• **WHAT YOU HAVE TO DO**
For the listing below, report all lines that hold the word "JSON".

• **DATA**
• • • • • • •

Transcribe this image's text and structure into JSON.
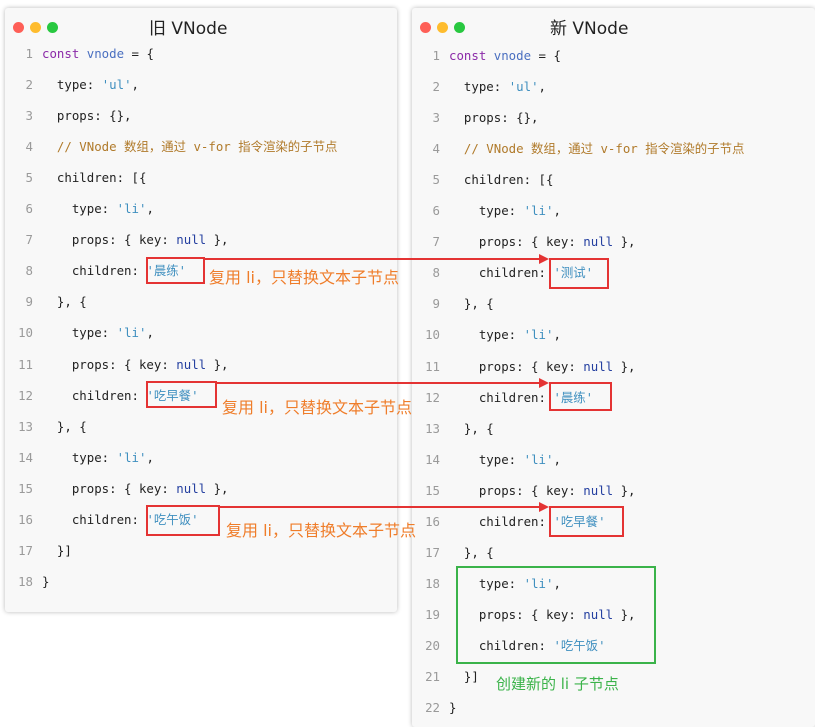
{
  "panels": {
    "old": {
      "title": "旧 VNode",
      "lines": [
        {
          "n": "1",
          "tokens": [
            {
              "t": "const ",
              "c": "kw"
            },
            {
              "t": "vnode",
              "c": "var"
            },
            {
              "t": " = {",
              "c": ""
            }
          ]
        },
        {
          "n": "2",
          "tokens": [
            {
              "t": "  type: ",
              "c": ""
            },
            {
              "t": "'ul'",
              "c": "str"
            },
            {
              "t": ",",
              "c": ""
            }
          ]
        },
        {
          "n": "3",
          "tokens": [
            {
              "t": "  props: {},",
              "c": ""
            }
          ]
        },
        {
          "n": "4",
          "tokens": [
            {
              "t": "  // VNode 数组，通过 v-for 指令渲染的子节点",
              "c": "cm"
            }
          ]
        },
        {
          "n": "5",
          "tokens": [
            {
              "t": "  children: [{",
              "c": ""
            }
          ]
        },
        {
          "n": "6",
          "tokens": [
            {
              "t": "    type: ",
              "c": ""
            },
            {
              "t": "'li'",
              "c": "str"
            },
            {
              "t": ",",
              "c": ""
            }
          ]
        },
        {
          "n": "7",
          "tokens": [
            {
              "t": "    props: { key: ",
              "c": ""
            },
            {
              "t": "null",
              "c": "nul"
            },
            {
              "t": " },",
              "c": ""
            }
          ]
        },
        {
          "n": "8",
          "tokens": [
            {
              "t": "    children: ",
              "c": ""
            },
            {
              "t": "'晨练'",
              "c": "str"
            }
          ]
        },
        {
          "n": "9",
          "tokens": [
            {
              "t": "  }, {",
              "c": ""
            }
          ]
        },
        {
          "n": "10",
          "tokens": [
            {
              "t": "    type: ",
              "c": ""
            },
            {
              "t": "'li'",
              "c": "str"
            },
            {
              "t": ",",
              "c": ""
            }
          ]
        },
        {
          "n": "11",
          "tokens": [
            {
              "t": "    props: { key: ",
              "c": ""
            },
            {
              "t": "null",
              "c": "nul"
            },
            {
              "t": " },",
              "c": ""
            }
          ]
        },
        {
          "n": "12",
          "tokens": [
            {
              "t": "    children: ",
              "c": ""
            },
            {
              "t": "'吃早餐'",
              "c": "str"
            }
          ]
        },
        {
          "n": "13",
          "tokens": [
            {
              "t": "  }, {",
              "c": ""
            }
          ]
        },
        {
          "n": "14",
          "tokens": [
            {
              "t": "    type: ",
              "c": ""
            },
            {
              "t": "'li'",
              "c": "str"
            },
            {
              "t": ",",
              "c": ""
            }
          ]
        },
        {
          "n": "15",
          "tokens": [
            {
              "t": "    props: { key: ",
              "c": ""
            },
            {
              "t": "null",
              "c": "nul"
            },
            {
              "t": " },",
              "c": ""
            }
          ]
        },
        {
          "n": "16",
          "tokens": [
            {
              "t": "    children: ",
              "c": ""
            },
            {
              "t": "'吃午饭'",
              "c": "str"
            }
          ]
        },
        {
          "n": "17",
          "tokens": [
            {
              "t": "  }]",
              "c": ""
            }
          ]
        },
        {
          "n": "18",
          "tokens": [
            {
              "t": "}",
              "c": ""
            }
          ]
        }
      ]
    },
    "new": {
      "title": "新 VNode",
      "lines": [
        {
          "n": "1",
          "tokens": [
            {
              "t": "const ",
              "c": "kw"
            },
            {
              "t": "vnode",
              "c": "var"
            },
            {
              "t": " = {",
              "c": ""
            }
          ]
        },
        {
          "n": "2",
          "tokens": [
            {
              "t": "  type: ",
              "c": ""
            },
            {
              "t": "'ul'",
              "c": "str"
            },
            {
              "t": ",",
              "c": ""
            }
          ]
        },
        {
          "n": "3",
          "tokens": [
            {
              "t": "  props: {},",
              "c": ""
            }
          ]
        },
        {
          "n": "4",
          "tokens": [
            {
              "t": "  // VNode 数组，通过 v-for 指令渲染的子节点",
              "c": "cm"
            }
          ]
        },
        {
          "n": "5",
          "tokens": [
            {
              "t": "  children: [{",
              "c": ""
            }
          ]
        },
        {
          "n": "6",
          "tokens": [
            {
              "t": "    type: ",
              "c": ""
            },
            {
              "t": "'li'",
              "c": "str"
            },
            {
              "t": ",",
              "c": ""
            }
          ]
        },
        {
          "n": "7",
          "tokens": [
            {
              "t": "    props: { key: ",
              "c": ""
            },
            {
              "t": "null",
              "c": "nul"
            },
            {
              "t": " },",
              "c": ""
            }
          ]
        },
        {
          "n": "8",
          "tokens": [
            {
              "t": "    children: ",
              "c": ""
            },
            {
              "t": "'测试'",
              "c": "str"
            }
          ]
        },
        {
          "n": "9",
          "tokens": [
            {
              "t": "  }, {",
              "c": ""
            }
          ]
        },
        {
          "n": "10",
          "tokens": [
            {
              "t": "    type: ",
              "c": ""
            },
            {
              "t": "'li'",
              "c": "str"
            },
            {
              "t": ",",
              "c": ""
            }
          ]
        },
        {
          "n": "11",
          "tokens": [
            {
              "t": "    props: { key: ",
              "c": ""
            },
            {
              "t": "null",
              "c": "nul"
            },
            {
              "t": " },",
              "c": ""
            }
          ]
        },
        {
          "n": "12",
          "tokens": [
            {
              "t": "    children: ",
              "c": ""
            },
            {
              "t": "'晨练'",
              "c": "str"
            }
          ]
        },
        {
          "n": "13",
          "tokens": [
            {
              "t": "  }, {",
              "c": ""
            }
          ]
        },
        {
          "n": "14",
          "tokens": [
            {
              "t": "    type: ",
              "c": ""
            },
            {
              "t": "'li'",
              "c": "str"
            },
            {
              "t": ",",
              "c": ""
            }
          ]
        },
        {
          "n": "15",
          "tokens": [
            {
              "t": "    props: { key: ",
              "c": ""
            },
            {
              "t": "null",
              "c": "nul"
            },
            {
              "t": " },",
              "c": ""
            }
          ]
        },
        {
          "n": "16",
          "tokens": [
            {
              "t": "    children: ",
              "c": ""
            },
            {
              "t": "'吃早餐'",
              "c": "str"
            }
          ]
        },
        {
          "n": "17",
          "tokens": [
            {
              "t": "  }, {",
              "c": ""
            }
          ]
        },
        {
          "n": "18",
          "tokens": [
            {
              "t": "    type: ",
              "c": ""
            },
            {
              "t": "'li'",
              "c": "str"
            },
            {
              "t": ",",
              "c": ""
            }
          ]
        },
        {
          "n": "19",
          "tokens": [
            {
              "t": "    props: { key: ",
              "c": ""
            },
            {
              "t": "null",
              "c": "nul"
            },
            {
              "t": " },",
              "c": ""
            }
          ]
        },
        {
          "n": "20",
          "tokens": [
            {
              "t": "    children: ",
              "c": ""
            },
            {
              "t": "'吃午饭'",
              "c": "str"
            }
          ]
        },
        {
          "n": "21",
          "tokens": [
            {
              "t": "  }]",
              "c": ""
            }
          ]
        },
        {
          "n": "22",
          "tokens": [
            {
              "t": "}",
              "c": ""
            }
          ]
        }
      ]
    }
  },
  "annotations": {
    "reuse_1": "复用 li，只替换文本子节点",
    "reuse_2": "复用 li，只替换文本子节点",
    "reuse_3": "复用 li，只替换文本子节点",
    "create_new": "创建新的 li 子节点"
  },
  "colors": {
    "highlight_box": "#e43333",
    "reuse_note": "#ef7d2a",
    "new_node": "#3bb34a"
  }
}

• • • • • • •

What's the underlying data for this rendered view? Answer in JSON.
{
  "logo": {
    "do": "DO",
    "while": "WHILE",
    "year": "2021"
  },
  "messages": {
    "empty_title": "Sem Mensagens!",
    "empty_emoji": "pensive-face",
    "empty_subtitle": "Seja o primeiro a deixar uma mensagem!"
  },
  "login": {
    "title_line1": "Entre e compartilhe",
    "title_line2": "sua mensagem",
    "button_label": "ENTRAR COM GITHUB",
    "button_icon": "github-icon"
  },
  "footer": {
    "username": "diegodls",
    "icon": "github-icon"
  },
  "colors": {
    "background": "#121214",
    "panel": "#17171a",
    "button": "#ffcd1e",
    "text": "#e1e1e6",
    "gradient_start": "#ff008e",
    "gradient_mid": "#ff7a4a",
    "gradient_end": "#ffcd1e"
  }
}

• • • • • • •

• **OUTPUT FOR THIS EXERCISE**
Transcribe this image's text and structure into JSON.
What's the underlying data for this rendered view? Answer in JSON.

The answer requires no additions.